The Relationship Between Food Concentration, and Respiratory Activity


In this experiment different concentrations of sucrose were tested to determine
which leads to the most respiratory activity in yeast. Yeast is a heterotrophic
anaerobic fungus which lacks chlorophyll. Yeast is used commercially to
ferment the sugars of wheat, barley, and corn to produce alcohol, and in the
baking industry to raise or expand dough. Yeast or alcoholic fermentation is
the anaerobic process of respiration by which sugars, such as glucose and
sucrose, are converted into ethanol and carbon dioxide (CO2 ). This process is
illustrated in the following equation:
yeast C12H22O11 + H2O
---> 4 CH3CH2OH + 4 CO2
sucrose + water (yields) ethanol + carbon dioxide


In order to determine what concentration of sucrose and water leads to
the most respiratory activity, ten large test tubes were set with different
concentrations by the process of serial dilution.
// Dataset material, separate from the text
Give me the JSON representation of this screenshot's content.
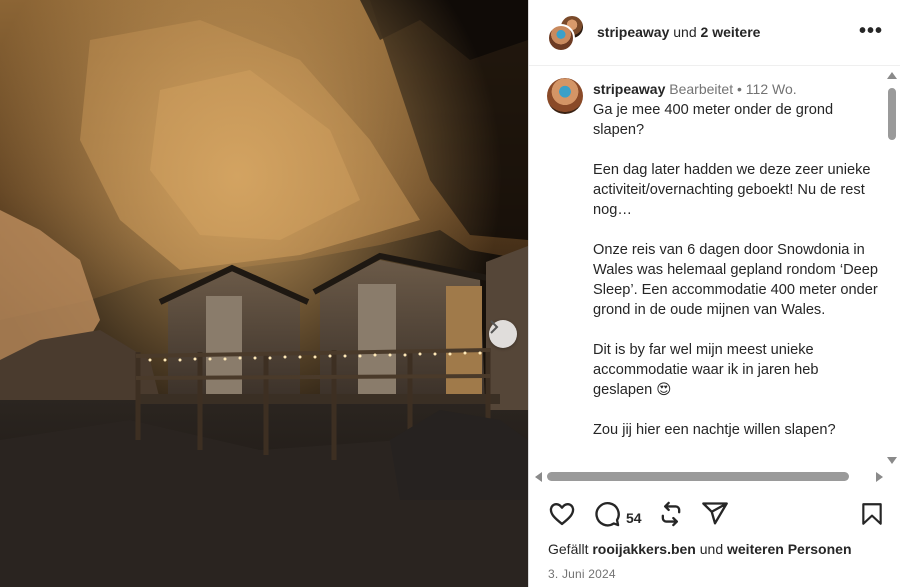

The first test tube was
filled with 40 ml of 60% sucrose solution. Then, the nine remaining test tubes
were serially diluted, so that the sucrose concentration ranged from 30% to
0.12%.
The hypothesis in this expriment was that the most respiratory activity
would take place with 60% sucrose concentration. Since yeast fermentation
requires sucrose and water, aproximately equal proportions of both would yield
to the most respiratory activity.

Once the sucrose concentration was serially cut to the desired level,
the experimenter added 5 ml of yeast suspension to each one of the ten test
tubes.

Then, ten small test tubes were placed invertedly into each one of the
large test tubes, making sure no air bubbles remained within the small tibes.
The test tubes were left 24 hours, allowing for fermentation to take
place. But, no respiratory activity was detected.
In previous experimentation, it was found that yeast fermentation did
take place in different molasses concentrations. Since, molasses contains
large quantities of sucrose, it was assumed that different concentrations of
pure sucrose would yield similar results, when mixed with yeast. However, this
was not the case.

The probable explanation is that in order for fermentation to take place,
an enzyme is needed to break down sucrose --a disacharide-- into glucose and
fructose --monosacharides. This enzyme is present in molasses, but it is absent
in the sucrose solution.

Bibliography

1) Encarta Encyclopedia, CD-Rom Edition, Microsoft, 1994.

2) Biological Science, Prentice Hall, 1983.

3) Grolier Encyclopedia, CD-Rom Edition, Grolier Publishing, 1995.

Category: Science